since yesterday marked the sad twentieth anniversary of the tragic Chernobyl accident, i find it prudent to blog a little on the matter (as i am no expert)...
so Chernobyl... what exactly happened? all of us know for sure that the Chernobyl disaster worst nuclear accident that has ever happened in the history of mankind... until today, and for the hundreds of years to come, a 30 km radius surrounding the accident site has been set up as forbidden territory... that is the magnitude of the Chernobyl disaster!!!
so what were the causes of this tragic accident???
1) a seriously flawed design of the reactor
2) the power plant operators
3) and bad bad decision making by the higher authorities...

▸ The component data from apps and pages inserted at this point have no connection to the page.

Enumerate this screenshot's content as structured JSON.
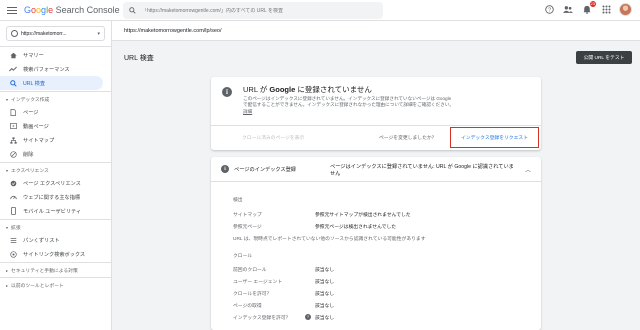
{
  "app": {
    "logo_g": "Google",
    "logo_rest": " Search Console",
    "search_placeholder": "「https://maketomorrowgentle.com/」内のすべての URL を検査",
    "notification_count": "23"
  },
  "sidebar": {
    "property": "https://maketomorr...",
    "items": [
      {
        "label": "サマリー",
        "icon": "home-icon"
      },
      {
        "label": "検索パフォーマンス",
        "icon": "trend-icon"
      },
      {
        "label": "URL 検査",
        "icon": "search-icon",
        "active": true
      }
    ],
    "index_head": "インデックス作成",
    "index_items": [
      {
        "label": "ページ",
        "icon": "pages-icon"
      },
      {
        "label": "動画ページ",
        "icon": "video-icon"
      },
      {
        "label": "サイトマップ",
        "icon": "sitemap-icon"
      },
      {
        "label": "削除",
        "icon": "remove-icon"
      }
    ],
    "experience_head": "エクスペリエンス",
    "experience_items": [
      {
        "label": "ページ エクスペリエンス",
        "icon": "page-experience-icon"
      },
      {
        "label": "ウェブに関する主な指標",
        "icon": "gauge-icon"
      },
      {
        "label": "モバイル ユーザビリティ",
        "icon": "mobile-icon"
      }
    ],
    "enhance_head": "拡張",
    "enhance_items": [
      {
        "label": "パンくずリスト",
        "icon": "breadcrumb-icon"
      },
      {
        "label": "サイトリンク検索ボックス",
        "icon": "sitelinks-icon"
      }
    ],
    "security_head": "セキュリティと手動による対策",
    "legacy_head": "以前のツールとレポート"
  },
  "main": {
    "inspected_url": "https://maketomorrowgentle.com/lp/seo/",
    "page_title": "URL 検査",
    "test_live_label": "公開 URL をテスト",
    "status_card": {
      "title_pre": "URL が ",
      "title_bold": "Google",
      "title_post": " に登録されていません",
      "desc": "このページはインデックスに登録されていません。インデックスに登録されていないページは Google で配信することができません。インデックスに登録されなかった理由について詳細をご確認ください。",
      "desc_link": "詳細",
      "crawl_link": "クロール済みのページを表示",
      "changed_q": "ページを変更しましたか？",
      "request_label": "インデックス登録をリクエスト"
    },
    "detail_card": {
      "title": "ページのインデックス登録",
      "status": "ページはインデックスに登録されていません: URL が Google に認識されていません",
      "discovery_title": "検出",
      "discovery_rows": [
        {
          "label": "サイトマップ",
          "value": "参照元サイトマップが検出されませんでした"
        },
        {
          "label": "参照元ページ",
          "value": "参照元ページは検出されませんでした"
        }
      ],
      "discovery_note": "URL は、現時点でレポートされていない他のソースから認識されている可能性があります",
      "crawl_title": "クロール",
      "crawl_rows": [
        {
          "label": "前回のクロール",
          "value": "該当なし"
        },
        {
          "label": "ユーザー エージェント",
          "value": "該当なし"
        },
        {
          "label": "クロールを許可？",
          "value": "該当なし"
        },
        {
          "label": "ページの取得",
          "value": "該当なし"
        },
        {
          "label": "インデックス登録を許可？",
          "value": "該当なし",
          "help": true
        }
      ]
    }
  },
  "colors": {
    "accent": "#1a73e8",
    "highlight_border": "#d93025",
    "active_bg": "#e8f0fe"
  }
}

u c, the accident that occured at 1,23 a.m. on the 26th April 1986 was actually a result of a failed test...
" The test was to check whether, in the event of a shutdown enough electrical power to operate the emergency equipment and core cooling pumps until the diesel power supply came online
As the reactor shutdown proceeded, the reactor operated at approximately half power when the electric load dispatcher refused to allow further shutdown. As part of the test the emergency core cooling system was switched off and the reactor carried on at half power. At about 23:00hrs on 25th April the grid controller agreed to a further reduction in power.
For the test the reactor was to be stabilised at 1,000MW prior to shutdown, however, due to operational error the power fell to about 30MW where the positive void coefficient became a problem. The operators tried to raise the power by freeing all the control rods manually and at 01:00hr on 26 April the reactor stabilised at 200MW.
Shortly afterwards an increase in coolant flow and a drop in steam pressure occurred requiring the operators to withdraw nearly all the rods. The reactor then became very unstable and the operators had to make adjustments every few seconds to maintain a constant power.
At this time the operators reduced the flow of feedwater to maintain the steam pressure. Also pumps that were powered by the slowing turbine provided less and less cooling to the reactor. This created additional steam in the cooling channels (positive void coefficient) and the operators could not control a power surge estimated to 100 time the nominal power.
The sudden increase in temperature caused part of the fuel to rupture, fuel particles then reacted with the water creating a steam explosion which destroyed the reactor core. A second explosion added to the destruction two minutes later."
i somehow find this explanation very 'friendly' as from what i know, the reduction of the power from 1000MW to below its safety level was deliberately done, and not an operational error!!! but then again, i am no expert...